Antinous probably joined the entourage of Hadrian when it passed through Bithynia in about 124. He became Hadrian's constant companion and lover but in October 130 Antinous drowned in the Nile. Hadrian's grief knew no bounds; he enrolled him among the gods, erected a temple, and on 30 October 130 A.D., Hadrian founded the city of Antinoopolis on the very bank of the Nile river where Antinous drowned. It was the capital of a new nome, Antinoopolites. Artists vied with each other in immortalizing his beauty. Temples and statues to his memory were erected all over the Empire, and there began a Cult of Antinous. On this coin he is depicted in the guise of Hermanubis. RX90575. Lead tessera, Dattari 6536, Geissen 3559 var. (11.23g), Emmett 4397 (R4), F, weight 4.666 g, maximum diameter 20.6 mm, die axis 0o, Antinoopolis (or Alexandria?) mint, c. 130 - 153 A.D.; obverse draped bust of Antinous right, wearing hem-hem crown of Harpocrates, crescent before; reverseSerapis standing left, wearing chiton, himation, and kalathos on head, right hand raised, long scepter vertical behind in left; rare; $225.00 (€200.25)
Salonina, Augusta 254 - c. September 268 A.D., Roman Provincial Egypt
Tyche (Greek for luck; the Roman equivalent was Fortuna) was the presiding tutelary deity that governed the fortune and prosperity of a city, its destiny. Increasingly during the Hellenistic period, cities had their own specific iconic version of Tyche, wearing a mural crown (a crown like the walls of the city).SH66838. Billontetradrachm, Dattari 5342; Geissen 2982; Kampmann-Ganschow 91.47; SRCV III 10716; BMC Alexandria p. 2266; Milne 4140, Choice aEF, weight 11.345 g, maximum diameter 23.7 mm, die axis 315o, Alexandria mint, 29 Aug 266 - 28 Aug 267 A.D.; obverse KOPNHΛIA CAΛWNEINA CEB, draped bust right, wearing stephane, hair in horizontal ridges and in plait looped below ear; reverseTyche reclining left on couch, kalathos on head, rudder in right hand, LI∆ (year 14) above; $200.00 (€178.00)

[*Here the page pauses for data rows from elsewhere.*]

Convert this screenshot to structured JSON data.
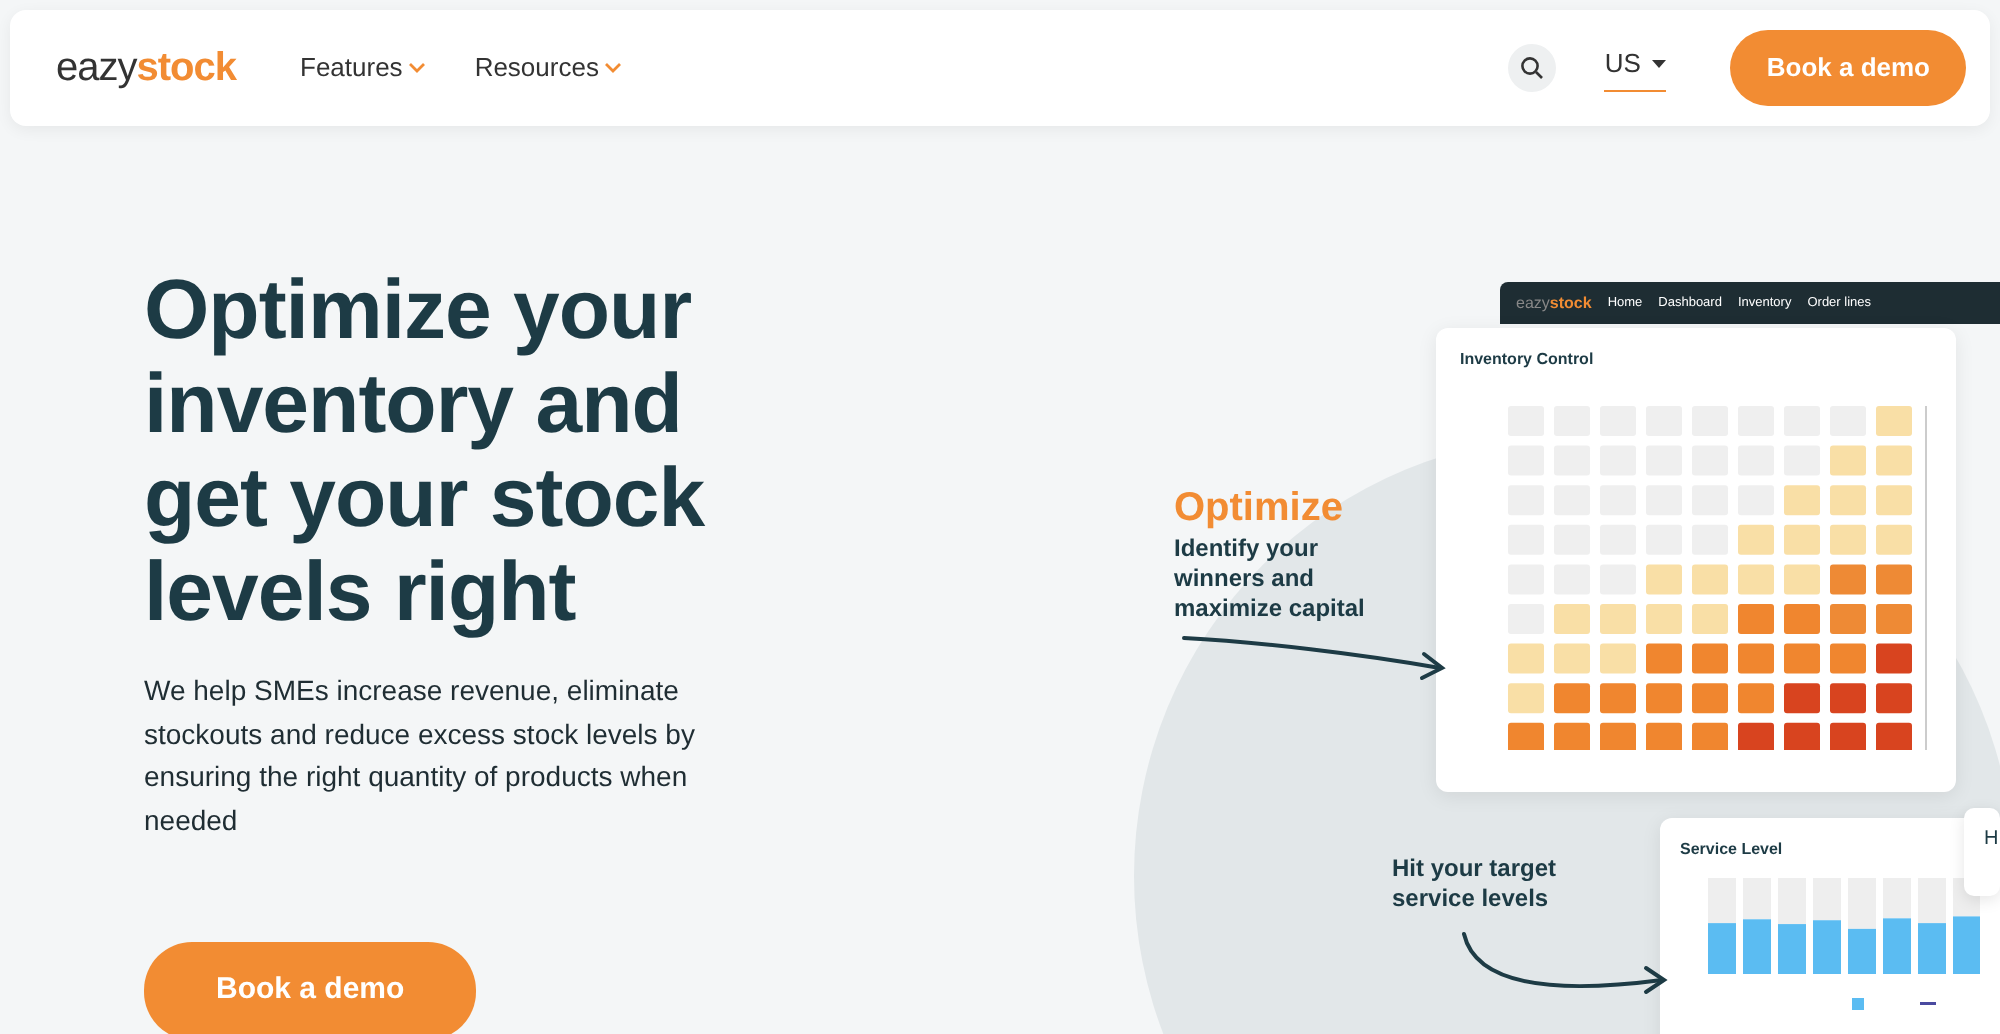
{
  "navbar": {
    "logo": {
      "part_1": "eazy",
      "part_2": "stock"
    },
    "menu": [
      {
        "label": "Features"
      },
      {
        "label": "Resources"
      }
    ],
    "region": "US",
    "cta": "Book a demo"
  },
  "hero": {
    "headline": "Optimize your inventory and get your stock levels right",
    "text": "We help SMEs increase revenue, eliminate stockouts and reduce excess stock levels by ensuring the right quantity of products when needed",
    "cta": "Book a demo"
  },
  "illustration": {
    "app_bar": {
      "logo": {
        "part_1": "eazy",
        "part_2": "stock"
      },
      "items": [
        {
          "label": "Home"
        },
        {
          "label": "Dashboard"
        },
        {
          "label": "Inventory"
        },
        {
          "label": "Order lines"
        }
      ]
    },
    "inventory_card": {
      "title": "Inventory Control"
    },
    "service_card": {
      "title": "Service Level"
    },
    "callouts": [
      {
        "title": "Optimize",
        "text": "Identify your winners and maximize capital"
      },
      {
        "text": "Hit your target service levels"
      }
    ],
    "popup": {
      "text": "H"
    }
  }
}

Ptolemaic Kingdom, Ptolemy IX Soter II (Lathyros), 2nd Reign, 88 - 80 B.C.
Ptolemy IX Lathyros was king of Egypt three times with intervening periods ruled by his brother, Ptolemy X Alexander. His first reign ended when his mother and co-regent Cleopatra III claimed that he tried to kill her and replaced him with Alexander, her favorite son. Ptolemy IX, replaced the gold sarcophagus of Alexander the Great with a glass one and melted the original to strike gold coinage. The citizens of Alexandria were outraged and he was killed soon after.GP84839. Bronze AE 34, Svoronos 1696 (only 1 specimen), SNG Cop -, SNG Milan -, Weiser -, Hosking -, Noeske -, Malter -, Cox Curium -, F, dark green patina, porous, reverse a little off center, irregular flan with pre-strike casting sprues, weight 16.863 g, maximum diameter 33.7 mm, die axis 0o, Cypriot mint, c. 87 B.C.; obverse diademed and horned head of Zeus-Ammon right; reverse ΠTOΛEMAIOY BAΣIΛEΩΣ, two eagles standing left on thunderbolt, petasos with diadem and straps (control symbol) left; extremely rare; $200.00 (€178.00)